== EXERCISE ==
In the listing below, look for "JSON" and copy every line that has it.

== SUPPLIED MATERIAL ==
══════════════════════════════
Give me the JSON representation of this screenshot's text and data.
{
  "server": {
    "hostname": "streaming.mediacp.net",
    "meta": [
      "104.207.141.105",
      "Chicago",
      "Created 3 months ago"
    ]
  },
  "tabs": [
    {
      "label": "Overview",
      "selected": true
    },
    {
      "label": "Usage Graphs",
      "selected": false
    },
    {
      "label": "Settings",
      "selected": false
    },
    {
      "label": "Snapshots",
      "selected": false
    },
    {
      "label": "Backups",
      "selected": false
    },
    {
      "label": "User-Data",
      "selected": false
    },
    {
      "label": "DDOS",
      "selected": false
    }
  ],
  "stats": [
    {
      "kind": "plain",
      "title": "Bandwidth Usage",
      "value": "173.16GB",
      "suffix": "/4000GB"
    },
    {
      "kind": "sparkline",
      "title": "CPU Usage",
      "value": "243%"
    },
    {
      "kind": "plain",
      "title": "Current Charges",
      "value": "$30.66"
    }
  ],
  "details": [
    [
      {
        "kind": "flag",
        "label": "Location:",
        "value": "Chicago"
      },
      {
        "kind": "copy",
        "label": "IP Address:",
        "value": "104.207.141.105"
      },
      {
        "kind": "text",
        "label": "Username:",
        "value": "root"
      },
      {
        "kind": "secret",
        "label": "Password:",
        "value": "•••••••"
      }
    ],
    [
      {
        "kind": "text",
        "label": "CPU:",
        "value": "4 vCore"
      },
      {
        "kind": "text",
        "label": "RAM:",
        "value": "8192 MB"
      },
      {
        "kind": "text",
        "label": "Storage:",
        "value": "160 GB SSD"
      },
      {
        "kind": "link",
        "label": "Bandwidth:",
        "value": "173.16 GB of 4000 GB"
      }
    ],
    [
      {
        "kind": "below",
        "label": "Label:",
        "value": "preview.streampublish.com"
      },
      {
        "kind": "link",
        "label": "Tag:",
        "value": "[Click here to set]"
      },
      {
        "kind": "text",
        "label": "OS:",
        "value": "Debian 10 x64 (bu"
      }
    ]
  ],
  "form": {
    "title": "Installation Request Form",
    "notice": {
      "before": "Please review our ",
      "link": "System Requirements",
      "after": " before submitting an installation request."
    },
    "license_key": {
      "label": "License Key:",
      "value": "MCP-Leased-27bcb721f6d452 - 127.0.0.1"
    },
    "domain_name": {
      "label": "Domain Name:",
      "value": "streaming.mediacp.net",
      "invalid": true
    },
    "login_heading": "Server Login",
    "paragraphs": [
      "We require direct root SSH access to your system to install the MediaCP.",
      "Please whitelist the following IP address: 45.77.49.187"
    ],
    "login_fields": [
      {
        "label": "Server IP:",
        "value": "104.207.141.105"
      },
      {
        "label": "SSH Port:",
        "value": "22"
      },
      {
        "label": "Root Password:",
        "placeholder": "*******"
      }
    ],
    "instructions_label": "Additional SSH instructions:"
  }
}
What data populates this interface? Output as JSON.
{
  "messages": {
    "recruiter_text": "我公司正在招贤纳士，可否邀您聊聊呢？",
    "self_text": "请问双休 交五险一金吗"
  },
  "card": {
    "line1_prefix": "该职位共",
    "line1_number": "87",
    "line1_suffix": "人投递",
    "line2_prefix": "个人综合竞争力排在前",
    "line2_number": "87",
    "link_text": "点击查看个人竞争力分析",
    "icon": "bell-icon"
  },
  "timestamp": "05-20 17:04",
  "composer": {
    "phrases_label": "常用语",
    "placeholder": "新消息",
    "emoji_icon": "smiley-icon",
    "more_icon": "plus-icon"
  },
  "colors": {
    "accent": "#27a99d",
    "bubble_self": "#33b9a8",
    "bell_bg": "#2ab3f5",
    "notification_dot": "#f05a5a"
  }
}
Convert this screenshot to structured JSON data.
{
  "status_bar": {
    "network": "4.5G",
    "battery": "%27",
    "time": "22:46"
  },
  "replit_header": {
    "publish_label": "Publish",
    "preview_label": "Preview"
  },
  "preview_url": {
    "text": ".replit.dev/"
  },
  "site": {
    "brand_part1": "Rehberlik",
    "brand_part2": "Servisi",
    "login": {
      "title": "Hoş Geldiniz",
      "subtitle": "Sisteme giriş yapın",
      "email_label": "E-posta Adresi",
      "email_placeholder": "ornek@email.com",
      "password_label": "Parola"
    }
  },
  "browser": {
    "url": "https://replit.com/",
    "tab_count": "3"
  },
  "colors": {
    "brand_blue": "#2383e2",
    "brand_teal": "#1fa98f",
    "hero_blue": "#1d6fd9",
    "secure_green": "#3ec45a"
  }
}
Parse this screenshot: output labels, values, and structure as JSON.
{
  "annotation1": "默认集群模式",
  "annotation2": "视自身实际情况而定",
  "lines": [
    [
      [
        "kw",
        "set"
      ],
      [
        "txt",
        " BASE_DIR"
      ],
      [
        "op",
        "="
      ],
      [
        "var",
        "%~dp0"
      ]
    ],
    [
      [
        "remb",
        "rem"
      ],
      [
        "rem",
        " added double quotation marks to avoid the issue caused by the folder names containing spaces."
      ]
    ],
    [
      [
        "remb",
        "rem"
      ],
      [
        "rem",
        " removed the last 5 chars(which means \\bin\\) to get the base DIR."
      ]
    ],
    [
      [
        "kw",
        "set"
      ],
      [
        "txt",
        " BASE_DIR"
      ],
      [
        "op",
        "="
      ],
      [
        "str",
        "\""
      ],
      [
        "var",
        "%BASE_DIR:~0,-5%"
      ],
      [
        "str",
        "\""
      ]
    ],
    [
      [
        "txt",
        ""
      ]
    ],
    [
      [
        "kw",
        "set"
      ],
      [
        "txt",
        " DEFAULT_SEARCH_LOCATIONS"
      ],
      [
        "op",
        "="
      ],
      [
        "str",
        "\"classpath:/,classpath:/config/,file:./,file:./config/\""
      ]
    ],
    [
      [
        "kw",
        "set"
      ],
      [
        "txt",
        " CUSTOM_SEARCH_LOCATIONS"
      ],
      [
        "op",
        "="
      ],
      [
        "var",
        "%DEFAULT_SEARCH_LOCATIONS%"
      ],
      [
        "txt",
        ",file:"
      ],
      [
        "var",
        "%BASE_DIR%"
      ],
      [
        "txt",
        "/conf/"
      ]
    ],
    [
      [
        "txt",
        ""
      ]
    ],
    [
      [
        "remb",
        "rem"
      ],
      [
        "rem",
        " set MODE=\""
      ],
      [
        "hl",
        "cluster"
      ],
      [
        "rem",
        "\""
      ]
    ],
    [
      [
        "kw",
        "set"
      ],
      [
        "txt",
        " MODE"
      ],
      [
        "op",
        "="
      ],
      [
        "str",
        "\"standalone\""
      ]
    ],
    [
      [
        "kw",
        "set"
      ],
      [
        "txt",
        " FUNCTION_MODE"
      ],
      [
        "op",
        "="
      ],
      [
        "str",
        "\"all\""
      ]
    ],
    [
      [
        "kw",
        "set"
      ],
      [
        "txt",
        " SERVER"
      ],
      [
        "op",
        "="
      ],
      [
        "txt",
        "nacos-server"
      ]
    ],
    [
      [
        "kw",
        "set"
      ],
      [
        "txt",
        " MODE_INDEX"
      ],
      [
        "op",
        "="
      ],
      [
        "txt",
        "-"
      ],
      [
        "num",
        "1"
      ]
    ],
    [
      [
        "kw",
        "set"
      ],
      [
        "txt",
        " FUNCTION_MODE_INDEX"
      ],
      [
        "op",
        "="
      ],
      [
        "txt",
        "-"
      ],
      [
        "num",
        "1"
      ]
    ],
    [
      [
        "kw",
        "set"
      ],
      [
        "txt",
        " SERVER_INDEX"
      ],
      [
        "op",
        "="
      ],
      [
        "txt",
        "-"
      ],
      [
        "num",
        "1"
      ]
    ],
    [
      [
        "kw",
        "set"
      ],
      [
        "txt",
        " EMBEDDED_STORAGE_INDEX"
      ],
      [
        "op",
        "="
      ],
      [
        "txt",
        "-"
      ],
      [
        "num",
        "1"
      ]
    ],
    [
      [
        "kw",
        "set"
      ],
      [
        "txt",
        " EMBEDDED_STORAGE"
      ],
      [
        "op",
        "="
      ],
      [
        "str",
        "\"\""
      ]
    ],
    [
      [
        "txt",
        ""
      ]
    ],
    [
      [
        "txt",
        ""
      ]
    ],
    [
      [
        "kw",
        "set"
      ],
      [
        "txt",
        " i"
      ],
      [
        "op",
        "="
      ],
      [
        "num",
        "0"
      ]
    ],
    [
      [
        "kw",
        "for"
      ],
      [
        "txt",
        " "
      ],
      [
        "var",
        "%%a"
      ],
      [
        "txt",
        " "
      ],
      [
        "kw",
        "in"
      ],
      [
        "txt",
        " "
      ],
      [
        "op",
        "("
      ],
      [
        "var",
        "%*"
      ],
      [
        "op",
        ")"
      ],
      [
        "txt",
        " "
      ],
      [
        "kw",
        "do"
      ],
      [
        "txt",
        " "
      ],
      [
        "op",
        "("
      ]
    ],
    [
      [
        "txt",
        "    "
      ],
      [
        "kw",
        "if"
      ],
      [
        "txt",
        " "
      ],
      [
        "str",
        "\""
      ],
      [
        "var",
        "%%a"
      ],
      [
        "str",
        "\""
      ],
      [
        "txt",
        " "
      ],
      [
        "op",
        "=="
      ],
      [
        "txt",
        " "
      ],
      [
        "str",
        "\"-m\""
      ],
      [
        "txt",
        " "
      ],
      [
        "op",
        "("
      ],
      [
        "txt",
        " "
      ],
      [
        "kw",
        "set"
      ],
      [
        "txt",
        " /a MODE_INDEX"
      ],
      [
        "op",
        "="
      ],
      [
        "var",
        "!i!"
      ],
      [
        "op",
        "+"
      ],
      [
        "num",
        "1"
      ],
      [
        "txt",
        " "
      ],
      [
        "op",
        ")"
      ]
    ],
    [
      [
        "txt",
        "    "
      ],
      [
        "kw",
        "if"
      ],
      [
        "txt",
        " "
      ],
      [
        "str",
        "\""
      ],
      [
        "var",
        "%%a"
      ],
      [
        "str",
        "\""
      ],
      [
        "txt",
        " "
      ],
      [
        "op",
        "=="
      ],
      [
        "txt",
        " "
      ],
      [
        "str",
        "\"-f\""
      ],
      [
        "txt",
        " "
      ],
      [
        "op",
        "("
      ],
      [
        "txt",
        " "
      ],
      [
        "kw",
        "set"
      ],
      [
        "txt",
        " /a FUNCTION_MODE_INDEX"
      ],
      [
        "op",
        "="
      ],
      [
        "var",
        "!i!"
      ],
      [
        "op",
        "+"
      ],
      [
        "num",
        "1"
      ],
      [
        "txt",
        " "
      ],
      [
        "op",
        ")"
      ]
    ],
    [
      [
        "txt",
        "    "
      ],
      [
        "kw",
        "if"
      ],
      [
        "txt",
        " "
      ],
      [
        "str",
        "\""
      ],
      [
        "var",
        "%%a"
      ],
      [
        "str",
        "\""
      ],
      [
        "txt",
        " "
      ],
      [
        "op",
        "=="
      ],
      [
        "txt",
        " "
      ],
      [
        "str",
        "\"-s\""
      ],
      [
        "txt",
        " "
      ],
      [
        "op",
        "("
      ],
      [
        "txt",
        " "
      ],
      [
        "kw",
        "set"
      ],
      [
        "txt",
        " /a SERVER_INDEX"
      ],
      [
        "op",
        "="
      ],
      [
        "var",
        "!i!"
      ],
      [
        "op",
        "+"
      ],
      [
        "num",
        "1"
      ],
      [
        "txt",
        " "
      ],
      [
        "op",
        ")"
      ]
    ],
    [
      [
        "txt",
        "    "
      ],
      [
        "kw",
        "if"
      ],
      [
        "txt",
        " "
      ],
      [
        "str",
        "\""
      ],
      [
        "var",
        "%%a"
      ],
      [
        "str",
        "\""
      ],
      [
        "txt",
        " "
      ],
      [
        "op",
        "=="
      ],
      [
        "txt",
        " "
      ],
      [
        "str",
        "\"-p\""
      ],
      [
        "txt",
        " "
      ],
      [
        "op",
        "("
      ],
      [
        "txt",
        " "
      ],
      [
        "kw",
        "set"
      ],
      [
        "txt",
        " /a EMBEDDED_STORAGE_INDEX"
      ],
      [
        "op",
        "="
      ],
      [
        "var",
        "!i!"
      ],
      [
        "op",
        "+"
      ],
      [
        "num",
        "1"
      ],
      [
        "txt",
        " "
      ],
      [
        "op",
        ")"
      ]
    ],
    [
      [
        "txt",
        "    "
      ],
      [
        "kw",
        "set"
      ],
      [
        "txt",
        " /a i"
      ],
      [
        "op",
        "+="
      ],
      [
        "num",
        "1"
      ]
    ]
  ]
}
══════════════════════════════
== SOLUTION TO THIS EXERCISE ==
Give me the JSON representation of this screenshot's text and data.
What data populates this interface? Output as JSON.
Convert this screenshot to structured JSON data.
Parse this screenshot: output labels, values, and structure as JSON.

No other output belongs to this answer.